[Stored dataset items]
####################

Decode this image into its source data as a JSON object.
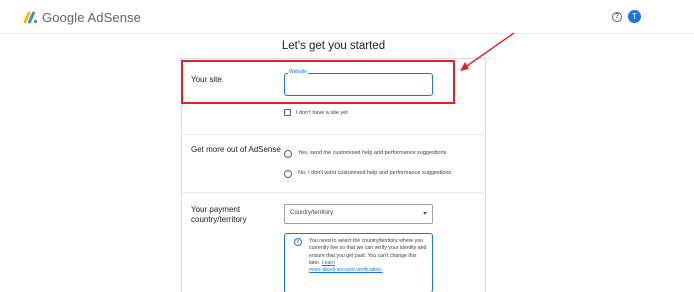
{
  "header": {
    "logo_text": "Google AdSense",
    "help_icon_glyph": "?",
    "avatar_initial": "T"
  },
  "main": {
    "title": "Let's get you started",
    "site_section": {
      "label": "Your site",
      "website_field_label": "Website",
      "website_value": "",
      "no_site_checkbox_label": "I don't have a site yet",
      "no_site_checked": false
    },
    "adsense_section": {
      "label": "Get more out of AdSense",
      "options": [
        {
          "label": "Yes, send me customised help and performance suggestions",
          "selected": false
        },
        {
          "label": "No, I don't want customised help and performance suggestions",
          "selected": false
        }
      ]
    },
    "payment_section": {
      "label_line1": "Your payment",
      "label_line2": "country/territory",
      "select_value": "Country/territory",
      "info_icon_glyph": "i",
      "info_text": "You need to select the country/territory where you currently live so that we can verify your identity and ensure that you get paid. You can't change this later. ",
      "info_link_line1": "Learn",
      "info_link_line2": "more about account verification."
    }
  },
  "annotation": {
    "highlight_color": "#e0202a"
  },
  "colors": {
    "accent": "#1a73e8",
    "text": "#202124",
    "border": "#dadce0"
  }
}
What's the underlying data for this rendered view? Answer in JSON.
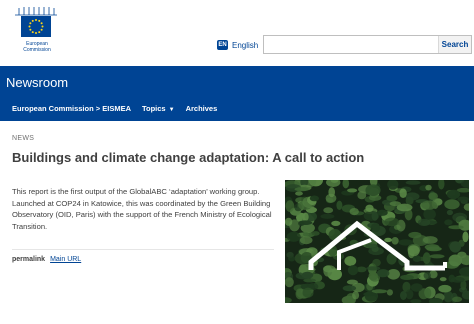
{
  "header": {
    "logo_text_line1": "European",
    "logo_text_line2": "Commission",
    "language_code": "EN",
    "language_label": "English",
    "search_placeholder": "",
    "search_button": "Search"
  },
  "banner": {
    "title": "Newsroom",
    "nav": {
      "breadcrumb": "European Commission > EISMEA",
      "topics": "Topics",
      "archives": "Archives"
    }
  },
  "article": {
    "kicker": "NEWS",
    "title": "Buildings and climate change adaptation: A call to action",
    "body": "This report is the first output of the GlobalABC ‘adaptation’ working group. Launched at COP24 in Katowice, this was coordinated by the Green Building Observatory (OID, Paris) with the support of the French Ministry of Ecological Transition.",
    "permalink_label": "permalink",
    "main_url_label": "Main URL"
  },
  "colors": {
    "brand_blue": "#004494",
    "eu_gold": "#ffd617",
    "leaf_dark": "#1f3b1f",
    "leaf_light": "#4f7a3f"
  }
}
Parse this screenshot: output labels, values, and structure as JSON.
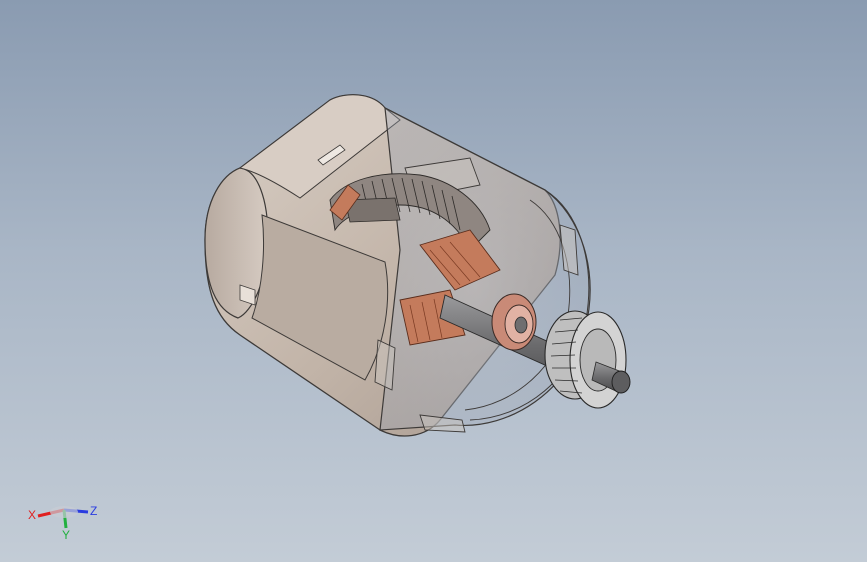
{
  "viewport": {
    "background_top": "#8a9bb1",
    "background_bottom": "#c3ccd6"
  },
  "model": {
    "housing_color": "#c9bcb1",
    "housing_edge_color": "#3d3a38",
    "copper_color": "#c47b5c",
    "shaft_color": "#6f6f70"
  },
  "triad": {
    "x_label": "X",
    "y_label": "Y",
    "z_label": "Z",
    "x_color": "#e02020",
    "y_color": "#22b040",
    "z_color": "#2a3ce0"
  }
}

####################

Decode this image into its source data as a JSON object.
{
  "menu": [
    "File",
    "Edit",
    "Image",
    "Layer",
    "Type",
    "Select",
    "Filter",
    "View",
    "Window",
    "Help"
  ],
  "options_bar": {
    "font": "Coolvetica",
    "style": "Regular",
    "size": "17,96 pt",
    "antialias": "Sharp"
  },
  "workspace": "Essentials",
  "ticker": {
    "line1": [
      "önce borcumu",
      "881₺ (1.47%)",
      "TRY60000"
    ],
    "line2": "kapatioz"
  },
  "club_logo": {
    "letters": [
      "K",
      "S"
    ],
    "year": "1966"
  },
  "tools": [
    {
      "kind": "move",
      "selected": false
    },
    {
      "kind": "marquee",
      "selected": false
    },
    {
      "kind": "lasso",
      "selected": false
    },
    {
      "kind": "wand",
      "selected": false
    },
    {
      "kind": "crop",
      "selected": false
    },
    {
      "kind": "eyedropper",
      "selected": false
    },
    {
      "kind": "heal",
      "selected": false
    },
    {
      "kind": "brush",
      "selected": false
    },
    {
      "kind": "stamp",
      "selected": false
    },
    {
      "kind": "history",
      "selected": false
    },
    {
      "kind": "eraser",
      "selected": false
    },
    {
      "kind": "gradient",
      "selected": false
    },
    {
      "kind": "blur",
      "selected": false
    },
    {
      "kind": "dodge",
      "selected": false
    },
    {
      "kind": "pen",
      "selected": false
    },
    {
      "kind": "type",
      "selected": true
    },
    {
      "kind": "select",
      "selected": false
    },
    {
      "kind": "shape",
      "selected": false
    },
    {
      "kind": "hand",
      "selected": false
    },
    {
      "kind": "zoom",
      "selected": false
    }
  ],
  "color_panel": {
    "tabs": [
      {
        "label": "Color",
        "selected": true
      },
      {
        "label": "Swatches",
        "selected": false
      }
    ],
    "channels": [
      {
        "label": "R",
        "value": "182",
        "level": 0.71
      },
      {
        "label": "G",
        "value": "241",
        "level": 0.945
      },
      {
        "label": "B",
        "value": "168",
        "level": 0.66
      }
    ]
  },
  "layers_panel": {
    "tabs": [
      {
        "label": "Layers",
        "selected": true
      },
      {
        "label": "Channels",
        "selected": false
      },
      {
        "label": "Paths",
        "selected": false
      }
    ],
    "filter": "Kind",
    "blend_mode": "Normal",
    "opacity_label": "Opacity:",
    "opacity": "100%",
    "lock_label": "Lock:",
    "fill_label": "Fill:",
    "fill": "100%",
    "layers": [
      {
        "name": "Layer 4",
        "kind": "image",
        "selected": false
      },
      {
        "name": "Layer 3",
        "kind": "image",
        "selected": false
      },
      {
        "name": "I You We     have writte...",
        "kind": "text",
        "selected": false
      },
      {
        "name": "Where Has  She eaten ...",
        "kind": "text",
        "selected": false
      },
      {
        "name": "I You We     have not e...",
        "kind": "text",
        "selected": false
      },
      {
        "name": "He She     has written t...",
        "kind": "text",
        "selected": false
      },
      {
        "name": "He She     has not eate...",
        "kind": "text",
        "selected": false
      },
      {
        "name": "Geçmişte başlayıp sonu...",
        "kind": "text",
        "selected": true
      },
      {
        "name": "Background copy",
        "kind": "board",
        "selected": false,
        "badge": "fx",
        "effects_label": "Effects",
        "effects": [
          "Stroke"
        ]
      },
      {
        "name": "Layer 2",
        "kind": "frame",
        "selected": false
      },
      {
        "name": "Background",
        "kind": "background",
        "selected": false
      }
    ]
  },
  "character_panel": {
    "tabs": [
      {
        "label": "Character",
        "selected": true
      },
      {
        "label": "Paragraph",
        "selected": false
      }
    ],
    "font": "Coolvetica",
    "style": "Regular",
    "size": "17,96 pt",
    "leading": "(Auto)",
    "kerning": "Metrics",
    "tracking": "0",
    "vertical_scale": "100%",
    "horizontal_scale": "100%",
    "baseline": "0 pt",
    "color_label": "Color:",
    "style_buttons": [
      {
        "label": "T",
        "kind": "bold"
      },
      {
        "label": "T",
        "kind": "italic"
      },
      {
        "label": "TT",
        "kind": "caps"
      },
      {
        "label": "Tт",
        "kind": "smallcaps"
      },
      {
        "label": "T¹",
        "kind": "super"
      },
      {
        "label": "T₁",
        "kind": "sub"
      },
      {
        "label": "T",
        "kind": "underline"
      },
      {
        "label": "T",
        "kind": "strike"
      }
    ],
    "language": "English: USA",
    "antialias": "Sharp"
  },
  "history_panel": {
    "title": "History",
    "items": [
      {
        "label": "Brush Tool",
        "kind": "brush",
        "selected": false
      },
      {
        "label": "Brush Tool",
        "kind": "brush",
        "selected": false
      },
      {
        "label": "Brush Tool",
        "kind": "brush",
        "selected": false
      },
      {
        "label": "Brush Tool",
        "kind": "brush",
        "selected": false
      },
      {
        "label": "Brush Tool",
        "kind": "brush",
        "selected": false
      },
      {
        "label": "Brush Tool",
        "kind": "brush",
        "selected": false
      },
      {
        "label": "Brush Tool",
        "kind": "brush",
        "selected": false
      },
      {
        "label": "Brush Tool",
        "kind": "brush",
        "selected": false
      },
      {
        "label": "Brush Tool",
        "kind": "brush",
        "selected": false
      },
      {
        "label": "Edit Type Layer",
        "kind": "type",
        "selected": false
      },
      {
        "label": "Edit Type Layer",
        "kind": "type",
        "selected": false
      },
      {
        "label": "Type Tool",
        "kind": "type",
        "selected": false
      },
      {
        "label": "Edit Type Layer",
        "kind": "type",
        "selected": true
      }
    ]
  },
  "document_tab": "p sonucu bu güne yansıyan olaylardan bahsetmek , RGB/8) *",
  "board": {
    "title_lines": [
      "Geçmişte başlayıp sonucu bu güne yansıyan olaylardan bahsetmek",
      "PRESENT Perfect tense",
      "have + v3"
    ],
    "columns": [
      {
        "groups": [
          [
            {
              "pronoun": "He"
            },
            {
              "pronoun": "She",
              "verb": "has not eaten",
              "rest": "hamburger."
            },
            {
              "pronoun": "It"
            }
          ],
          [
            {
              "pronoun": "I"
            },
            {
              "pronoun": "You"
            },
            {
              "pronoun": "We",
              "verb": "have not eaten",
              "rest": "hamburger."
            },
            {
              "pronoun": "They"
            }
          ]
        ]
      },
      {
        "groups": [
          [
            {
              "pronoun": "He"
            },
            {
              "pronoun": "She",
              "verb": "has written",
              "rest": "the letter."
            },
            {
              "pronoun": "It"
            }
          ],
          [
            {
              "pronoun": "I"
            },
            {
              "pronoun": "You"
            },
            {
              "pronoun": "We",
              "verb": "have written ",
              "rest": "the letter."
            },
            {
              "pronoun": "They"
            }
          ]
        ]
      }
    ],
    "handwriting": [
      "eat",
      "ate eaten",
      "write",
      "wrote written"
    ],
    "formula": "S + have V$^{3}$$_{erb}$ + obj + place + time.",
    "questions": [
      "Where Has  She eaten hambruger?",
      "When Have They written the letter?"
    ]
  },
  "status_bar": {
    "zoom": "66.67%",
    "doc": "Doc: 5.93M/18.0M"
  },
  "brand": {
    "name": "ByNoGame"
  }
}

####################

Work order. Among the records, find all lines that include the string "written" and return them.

Answer for the task.
        "name": "He She     has written t...",
              "verb": "has written",
              "verb": "have written ",
      "wrote written"
      "When Have They written the letter?"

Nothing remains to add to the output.